▶ [YOUR TASK]:
Each line of the records that includes "Queijo" should be found and copied.

▶ [SOURCE INFORMATION]:

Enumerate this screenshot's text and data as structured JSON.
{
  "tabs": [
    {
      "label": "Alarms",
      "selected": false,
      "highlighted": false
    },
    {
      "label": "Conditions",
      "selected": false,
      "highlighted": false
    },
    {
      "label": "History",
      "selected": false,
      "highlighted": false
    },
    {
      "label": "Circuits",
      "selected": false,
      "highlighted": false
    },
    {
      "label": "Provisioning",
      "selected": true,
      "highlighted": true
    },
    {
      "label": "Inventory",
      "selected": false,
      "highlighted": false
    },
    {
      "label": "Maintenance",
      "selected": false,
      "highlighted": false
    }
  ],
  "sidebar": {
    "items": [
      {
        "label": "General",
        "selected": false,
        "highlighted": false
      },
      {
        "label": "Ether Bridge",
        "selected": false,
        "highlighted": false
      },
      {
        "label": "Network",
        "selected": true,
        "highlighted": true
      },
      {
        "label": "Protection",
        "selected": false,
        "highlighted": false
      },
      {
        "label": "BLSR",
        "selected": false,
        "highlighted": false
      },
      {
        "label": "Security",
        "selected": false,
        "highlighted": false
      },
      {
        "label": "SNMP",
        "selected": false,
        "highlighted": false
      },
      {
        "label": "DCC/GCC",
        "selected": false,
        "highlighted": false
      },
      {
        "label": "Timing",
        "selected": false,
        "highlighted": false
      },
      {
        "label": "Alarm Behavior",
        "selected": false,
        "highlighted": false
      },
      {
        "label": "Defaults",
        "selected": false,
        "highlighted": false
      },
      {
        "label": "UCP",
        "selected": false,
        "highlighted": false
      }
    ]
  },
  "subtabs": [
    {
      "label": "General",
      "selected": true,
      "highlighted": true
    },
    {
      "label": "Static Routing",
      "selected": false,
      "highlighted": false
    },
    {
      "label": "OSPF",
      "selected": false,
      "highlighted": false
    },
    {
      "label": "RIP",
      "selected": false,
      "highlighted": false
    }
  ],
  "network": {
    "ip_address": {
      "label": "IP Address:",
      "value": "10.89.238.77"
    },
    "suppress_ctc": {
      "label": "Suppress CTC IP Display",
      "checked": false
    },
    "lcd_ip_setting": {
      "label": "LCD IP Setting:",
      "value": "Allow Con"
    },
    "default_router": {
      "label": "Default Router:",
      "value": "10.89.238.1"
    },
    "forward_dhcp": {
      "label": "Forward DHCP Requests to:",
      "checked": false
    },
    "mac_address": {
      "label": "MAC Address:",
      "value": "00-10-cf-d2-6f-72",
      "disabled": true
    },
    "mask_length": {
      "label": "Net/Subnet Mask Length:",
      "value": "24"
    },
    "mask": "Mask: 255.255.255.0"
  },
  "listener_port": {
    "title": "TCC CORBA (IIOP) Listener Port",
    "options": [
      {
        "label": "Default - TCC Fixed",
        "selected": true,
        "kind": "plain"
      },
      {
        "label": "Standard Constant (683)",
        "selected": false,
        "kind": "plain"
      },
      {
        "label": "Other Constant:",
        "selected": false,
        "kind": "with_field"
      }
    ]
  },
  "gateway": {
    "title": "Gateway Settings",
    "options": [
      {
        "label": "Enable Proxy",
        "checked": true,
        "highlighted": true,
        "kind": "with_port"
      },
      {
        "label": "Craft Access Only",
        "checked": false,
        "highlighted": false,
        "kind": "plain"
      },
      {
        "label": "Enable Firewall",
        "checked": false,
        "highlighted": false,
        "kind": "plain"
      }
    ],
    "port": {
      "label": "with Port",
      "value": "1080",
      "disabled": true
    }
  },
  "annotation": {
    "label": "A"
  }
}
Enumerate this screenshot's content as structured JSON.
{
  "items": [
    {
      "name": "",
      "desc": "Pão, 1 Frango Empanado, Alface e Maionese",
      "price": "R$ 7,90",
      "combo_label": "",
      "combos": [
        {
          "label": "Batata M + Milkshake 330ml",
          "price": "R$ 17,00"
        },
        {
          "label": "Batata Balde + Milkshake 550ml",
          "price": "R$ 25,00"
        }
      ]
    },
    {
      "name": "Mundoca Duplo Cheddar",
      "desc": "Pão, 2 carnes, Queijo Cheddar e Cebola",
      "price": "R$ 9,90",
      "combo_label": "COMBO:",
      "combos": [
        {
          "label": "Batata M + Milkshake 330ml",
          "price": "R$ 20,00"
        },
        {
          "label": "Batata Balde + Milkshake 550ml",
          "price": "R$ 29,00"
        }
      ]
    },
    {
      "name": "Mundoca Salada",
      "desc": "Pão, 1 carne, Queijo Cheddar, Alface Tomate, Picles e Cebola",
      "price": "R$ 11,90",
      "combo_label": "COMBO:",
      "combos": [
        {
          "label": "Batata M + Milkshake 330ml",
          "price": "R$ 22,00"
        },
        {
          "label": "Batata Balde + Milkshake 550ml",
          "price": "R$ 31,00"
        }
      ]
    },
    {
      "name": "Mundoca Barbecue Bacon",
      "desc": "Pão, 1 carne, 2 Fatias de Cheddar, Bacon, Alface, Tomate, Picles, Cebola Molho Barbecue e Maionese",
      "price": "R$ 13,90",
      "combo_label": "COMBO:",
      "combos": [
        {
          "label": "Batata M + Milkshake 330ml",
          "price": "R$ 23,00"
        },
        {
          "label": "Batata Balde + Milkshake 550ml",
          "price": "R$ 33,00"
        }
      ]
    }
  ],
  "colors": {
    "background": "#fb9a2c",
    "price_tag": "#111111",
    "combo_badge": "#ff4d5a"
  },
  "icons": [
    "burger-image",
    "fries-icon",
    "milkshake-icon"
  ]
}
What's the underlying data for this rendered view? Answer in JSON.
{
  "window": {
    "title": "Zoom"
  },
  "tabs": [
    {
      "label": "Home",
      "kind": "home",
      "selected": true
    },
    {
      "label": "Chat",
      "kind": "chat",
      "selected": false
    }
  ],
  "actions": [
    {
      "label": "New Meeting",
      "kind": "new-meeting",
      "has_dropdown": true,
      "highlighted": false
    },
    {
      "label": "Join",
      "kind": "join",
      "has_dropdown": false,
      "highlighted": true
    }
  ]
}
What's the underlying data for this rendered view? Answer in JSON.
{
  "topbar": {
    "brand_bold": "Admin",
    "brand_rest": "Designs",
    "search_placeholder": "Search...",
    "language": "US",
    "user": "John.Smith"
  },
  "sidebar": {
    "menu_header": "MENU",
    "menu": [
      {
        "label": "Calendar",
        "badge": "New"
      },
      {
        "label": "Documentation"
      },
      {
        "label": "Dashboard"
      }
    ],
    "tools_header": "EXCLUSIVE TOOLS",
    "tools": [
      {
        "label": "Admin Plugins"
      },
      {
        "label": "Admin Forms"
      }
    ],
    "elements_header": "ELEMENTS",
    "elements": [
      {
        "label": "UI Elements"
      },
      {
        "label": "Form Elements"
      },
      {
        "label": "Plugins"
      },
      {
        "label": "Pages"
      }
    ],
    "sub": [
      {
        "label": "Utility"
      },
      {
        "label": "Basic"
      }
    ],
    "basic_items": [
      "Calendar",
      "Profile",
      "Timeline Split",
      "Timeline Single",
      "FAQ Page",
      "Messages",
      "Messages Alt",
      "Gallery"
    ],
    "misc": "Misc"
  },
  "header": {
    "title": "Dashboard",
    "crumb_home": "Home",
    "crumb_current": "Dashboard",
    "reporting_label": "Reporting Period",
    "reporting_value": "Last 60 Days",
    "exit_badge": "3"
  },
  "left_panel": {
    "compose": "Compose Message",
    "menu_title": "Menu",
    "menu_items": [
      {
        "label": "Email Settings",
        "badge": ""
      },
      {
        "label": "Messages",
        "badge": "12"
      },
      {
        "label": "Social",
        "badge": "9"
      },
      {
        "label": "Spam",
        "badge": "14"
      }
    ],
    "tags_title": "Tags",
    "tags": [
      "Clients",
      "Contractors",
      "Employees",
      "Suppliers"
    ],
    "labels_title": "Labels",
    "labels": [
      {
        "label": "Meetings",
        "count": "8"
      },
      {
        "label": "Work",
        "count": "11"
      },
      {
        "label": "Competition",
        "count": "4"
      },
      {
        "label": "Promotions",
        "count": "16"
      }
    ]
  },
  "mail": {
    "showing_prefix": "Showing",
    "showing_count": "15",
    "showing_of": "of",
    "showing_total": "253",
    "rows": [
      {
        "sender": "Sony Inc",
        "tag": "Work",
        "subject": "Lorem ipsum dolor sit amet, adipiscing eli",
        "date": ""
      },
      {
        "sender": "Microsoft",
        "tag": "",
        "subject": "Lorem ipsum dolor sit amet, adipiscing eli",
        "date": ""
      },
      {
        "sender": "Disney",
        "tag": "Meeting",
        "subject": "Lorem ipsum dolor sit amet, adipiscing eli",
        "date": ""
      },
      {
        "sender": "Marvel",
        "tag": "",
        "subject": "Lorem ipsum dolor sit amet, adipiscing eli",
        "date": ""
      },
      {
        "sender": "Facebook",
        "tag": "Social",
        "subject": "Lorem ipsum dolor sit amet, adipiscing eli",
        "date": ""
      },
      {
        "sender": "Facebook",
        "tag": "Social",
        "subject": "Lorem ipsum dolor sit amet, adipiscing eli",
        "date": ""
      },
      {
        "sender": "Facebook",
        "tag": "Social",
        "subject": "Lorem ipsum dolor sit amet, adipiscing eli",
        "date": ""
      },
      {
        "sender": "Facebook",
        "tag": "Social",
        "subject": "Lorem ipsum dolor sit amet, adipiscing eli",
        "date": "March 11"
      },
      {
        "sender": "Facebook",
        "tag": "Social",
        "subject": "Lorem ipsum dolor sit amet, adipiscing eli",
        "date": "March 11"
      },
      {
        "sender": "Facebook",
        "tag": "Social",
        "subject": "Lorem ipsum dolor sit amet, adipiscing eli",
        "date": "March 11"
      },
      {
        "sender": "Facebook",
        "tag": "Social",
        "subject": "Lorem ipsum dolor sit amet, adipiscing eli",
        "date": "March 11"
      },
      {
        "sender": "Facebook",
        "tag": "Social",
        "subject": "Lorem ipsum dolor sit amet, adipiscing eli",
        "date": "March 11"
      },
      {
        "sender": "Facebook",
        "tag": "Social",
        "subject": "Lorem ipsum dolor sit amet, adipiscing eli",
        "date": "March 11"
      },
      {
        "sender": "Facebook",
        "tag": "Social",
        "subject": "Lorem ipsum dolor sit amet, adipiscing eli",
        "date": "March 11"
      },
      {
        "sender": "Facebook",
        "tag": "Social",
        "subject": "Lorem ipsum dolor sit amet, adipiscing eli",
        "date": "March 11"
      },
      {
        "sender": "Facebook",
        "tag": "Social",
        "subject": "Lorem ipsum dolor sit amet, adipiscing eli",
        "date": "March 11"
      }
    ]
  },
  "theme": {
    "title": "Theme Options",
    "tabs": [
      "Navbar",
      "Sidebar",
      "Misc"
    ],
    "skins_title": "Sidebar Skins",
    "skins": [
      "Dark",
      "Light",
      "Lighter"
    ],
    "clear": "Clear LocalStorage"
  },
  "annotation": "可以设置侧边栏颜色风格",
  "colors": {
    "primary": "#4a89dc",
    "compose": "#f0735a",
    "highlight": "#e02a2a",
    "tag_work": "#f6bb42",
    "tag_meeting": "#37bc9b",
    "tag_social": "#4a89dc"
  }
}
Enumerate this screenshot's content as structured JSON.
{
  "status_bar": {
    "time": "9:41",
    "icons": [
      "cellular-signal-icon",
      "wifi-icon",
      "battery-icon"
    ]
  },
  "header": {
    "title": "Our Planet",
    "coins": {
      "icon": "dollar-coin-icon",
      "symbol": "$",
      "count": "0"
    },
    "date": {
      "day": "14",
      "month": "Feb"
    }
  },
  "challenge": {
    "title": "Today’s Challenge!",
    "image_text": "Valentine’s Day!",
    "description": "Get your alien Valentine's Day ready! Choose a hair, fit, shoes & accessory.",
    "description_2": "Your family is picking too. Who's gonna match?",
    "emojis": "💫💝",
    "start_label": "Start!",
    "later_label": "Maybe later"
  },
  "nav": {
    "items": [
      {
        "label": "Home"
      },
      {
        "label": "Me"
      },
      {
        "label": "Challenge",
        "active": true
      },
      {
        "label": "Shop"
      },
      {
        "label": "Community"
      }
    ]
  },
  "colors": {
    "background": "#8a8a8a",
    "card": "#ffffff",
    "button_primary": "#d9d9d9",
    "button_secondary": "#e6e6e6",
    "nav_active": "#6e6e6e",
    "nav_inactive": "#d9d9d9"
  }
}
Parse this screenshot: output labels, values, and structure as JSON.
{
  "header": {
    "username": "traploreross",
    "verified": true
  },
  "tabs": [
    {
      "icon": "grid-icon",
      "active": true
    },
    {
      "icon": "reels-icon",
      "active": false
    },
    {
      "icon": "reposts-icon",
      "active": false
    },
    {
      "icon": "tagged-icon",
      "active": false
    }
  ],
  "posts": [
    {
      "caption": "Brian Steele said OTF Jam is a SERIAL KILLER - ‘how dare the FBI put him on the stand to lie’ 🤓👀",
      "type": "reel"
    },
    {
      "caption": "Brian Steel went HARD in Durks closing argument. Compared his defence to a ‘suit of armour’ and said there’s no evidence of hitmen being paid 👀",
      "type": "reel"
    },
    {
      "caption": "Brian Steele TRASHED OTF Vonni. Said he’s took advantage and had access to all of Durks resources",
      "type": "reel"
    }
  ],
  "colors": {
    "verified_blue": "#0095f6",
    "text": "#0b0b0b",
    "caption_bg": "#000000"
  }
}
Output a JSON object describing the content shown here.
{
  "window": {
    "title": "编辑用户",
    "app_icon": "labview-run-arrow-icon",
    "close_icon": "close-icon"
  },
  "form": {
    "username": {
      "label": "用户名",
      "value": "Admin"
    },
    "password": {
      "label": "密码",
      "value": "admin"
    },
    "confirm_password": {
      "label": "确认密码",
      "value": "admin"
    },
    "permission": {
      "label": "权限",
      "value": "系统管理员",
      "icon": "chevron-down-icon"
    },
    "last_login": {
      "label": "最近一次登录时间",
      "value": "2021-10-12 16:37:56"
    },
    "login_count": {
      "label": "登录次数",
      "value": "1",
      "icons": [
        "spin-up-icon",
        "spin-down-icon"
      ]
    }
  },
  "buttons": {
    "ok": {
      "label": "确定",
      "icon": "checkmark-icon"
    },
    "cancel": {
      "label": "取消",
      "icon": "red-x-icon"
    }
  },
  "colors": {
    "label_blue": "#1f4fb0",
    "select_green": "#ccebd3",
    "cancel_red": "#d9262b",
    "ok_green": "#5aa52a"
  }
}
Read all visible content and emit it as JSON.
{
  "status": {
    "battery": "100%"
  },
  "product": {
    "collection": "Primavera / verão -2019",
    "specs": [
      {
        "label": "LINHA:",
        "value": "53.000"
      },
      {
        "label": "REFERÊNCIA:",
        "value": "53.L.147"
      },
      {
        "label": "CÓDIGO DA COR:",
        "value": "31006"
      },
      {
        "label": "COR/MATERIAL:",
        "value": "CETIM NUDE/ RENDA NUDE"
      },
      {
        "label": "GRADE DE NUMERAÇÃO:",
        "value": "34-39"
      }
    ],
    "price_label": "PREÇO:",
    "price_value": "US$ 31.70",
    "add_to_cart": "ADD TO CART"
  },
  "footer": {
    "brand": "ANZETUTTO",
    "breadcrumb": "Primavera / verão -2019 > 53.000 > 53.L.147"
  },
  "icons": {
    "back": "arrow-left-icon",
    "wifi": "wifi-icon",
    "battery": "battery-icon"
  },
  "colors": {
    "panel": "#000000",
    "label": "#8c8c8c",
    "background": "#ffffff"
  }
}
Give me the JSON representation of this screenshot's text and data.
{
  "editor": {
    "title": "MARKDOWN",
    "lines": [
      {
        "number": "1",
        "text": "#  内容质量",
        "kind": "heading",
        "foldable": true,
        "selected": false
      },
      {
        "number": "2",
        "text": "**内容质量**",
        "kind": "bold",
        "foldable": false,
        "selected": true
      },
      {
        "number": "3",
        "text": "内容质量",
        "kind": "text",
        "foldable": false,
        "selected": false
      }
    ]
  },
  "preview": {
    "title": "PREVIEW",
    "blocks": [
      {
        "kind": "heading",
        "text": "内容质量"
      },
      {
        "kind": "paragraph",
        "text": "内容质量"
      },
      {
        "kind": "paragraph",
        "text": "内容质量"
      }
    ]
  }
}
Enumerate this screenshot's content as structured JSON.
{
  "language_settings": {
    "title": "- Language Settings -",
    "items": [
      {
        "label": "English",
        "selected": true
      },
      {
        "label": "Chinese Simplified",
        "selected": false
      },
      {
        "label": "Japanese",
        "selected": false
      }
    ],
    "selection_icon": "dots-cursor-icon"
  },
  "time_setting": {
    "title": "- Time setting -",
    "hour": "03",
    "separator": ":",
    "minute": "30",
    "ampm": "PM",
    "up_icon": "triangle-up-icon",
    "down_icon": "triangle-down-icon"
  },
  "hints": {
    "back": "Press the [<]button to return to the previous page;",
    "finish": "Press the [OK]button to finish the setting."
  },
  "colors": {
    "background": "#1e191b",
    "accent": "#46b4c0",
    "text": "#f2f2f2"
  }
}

▶ [EXERCISE RESPONSE]:
      "desc": "Pão, 2 carnes, Queijo Cheddar e Cebola",
      "desc": "Pão, 1 carne, Queijo Cheddar, Alface Tomate, Picles e Cebola",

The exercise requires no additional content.